### [TASK]
The entries follow. Copy every line in which "thinking" appears.

### [SOURCE DATA]
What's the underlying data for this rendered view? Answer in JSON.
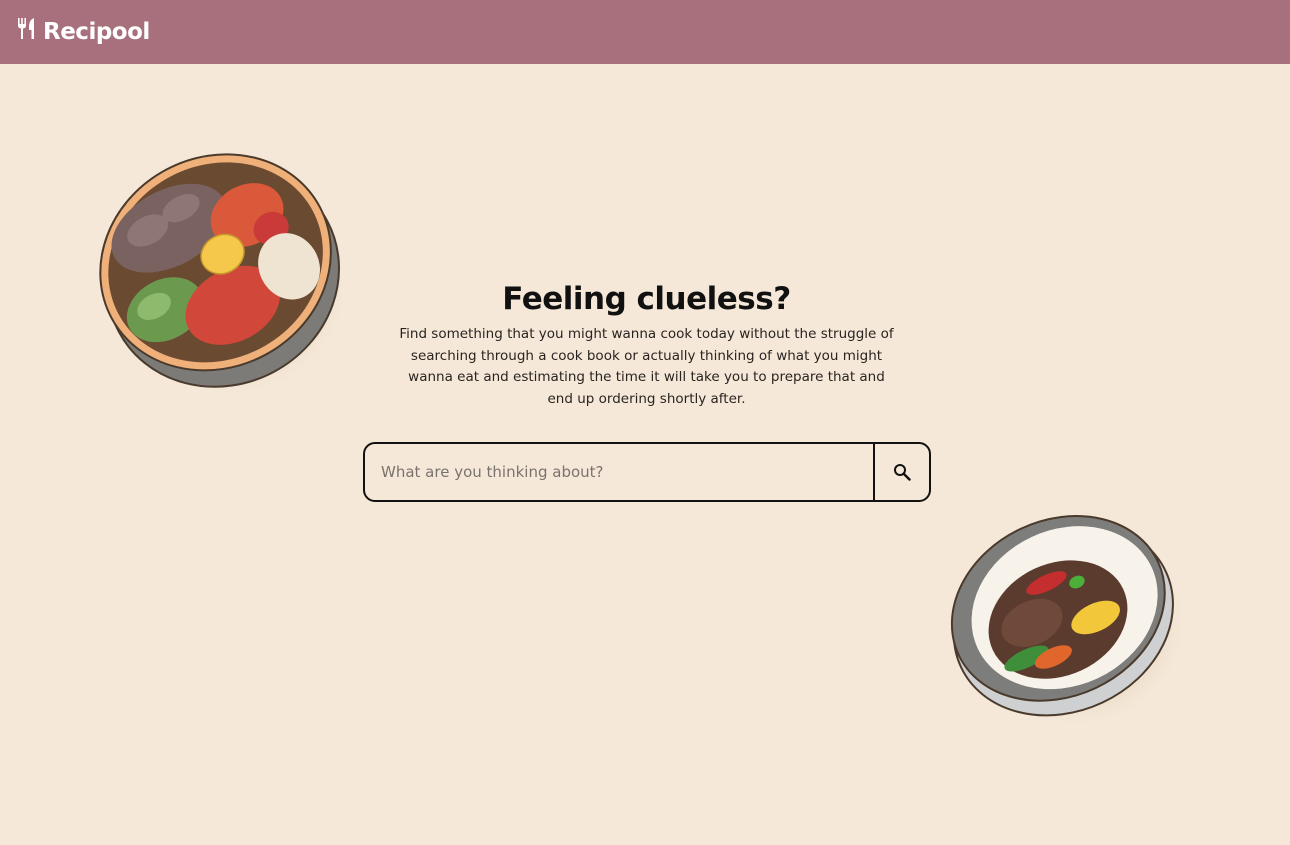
{
  "navbar": {
    "brand_name": "Recipool",
    "brand_icon": "fork-knife-icon",
    "background": "#a8707d"
  },
  "hero": {
    "title": "Feeling clueless?",
    "description": "Find something that you might wanna cook today without the struggle of searching through a cook book or actually thinking of what you might wanna eat and estimating the time it will take you to prepare that and end up ordering shortly after."
  },
  "search": {
    "placeholder": "What are you thinking about?",
    "value": "",
    "button_icon": "search-icon"
  },
  "page": {
    "background": "#f5e8d8"
  }
}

### [SOLUTION FOR THIS TASK]
    "description": "Find something that you might wanna cook today without the struggle of searching through a cook book or actually thinking of what you might wanna eat and estimating the time it will take you to prepare that and end up ordering shortly after."
    "placeholder": "What are you thinking about?",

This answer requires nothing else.